Interview with Dr Jenna Breckenridge, co-founder of @AHP2mintalks, Researcher at the University of Dundee and AHP Research Lead for NHS Tayside
Tell us about @AHP2mintalks…
@AHP2mintalks is an online twitter community run by AHPs, for AHPs. Its purpose is to help allied health professionals share research knowledge with each other, and to help make research more accessible and useful for practice.
How does it work?
Contributors post a short 2-minute video of themselves summarising a piece of research they have read or been involved in. Most videos are shot on a smart phone; so no fancy technology required! The best talks provide a summary of the research evidence and then offer some critical reflections on (a) its strengths and weaknesses, and (b) its relevance and usefulness for practice.
Where did the idea come from?
In Spring 2019, I led a project funded by the Scottish Universities Insight Institute to develop novel ways of making research useful for practice. I brought together a diverse group of Allied Health Professionals, researchers and creative experts from art, design, technology, comics and creative writing and challenged them to co-design better ways of sharing research knowledge. @AHP2mintalks was one of the outputs from this project. You can read more about the project here, including the final report, a documentary, poetry collection and videos from international experts in health, design and evidence-informed practice: https://www.scottishinsight.ac.uk/Default.aspx?tabid=8389
Why is @AHP2mintalks needed?
Allied Health Professionals know that practice underpinned by good research evidence delivers high quality services, safe and efficient care, improved health and wellbeing outcomes, and better patient and service user satisfaction. Research shows too that practitioners feel more satisfied in their jobs when they know they are working in the most contemporary, evidence-informed ways.
And yet, we hear time and time again that most research evidence fails to make an impact in practice. Research is either implemented patchily or not at all, whilst health and social care organisations undergo frequent change despite limited available evidence.
A common approach to solving this problem is to ‘build capacity and capability’ amongst AHP practitioners. This works on the premise that if we give individual practitioners the skills and confidence to find, read and understand research, they will be more likely to implement evidence in practice.
However, these approaches often ignore the huge structural, organisational, environmental and social barriers that practitioners face when trying to apply evidence in practice. For example, practitioners may lack the time, resources, team culture and managerial support to engage with research. We also need to recognise that the way researchers share their work is not always helpful for practitioners. Journal articles are the primary means of communicating research findings; but these are difficult to find, time-consuming to read, and not necessarily written with practical application in mind.
For these reasons, we need to work harder at making research more accessible and useful for practitioners. Part of this involves creating communities of knowledge sharing. The time invested by one contributor to @AHP2mintalks, can save time for hundreds of AHPs by providing a concise and accessible summary of up-to-date evidence. Moreover, practitioners often say that blogs and webinars are easier to digest; and @AHP2mintalks endeavours to provide a place for AHPs to share research-based knowledge in ways that suit them.

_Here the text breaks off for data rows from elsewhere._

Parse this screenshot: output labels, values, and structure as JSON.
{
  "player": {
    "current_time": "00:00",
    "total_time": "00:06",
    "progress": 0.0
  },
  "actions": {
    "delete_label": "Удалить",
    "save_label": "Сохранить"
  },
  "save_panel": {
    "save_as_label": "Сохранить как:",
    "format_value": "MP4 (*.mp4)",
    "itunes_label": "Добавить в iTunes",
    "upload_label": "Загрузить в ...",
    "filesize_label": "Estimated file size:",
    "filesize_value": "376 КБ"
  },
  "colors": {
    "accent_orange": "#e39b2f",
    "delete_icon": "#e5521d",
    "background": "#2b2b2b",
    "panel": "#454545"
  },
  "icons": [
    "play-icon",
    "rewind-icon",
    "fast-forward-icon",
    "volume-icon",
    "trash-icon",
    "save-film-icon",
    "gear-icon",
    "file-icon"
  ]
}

Why do you think it has been so successful?
Since we launched the account in June 2019, we have gained over 800 followers internationally and the top videos have received thousands of views. Practitioners have told us that they find this a really engaging way to keep up to date with research evidence; in particular the videos introduce them to new research and the short 2 minute precis helps them decide whether or not to read the paper in full. For researchers, @AHP2mintalks is also a really good way to facilitate research impact and gives them a direct line to practitioners. Ultimately, all researchers want their work to be useful!
Finally, I also like that @AHP2mintalks models how we should be talking about research in practice. The talks are short, informal and completely practice oriented; they are a good example of how we should be having daily research-informed conversations in team meetings in practice.
How can I get involved?
Go on, do it! We’d love to have a video from you! Just post your video on twitter with the handle @ahp2mintalks. You can include any relevant hashtags and mention other twitter users who might be interested in watching and sharing your talk. It is also helpful to include the full weblink to the paper you summarise in your video. We welcome videos from anyone, at any time. Our only requirements are that your videos are under 2 minutes long and focus on research that is relevant to any or all of the Allied Health Professions. If you would like some informal support with developing your video, please feel free to contact me, @Jen_Breck or email@example.com.
Dr Jenna Breckenridge, Clinical Academic at Dundee University, AHP researcher, NHS Tayside and co-founder of @AHP2mintalks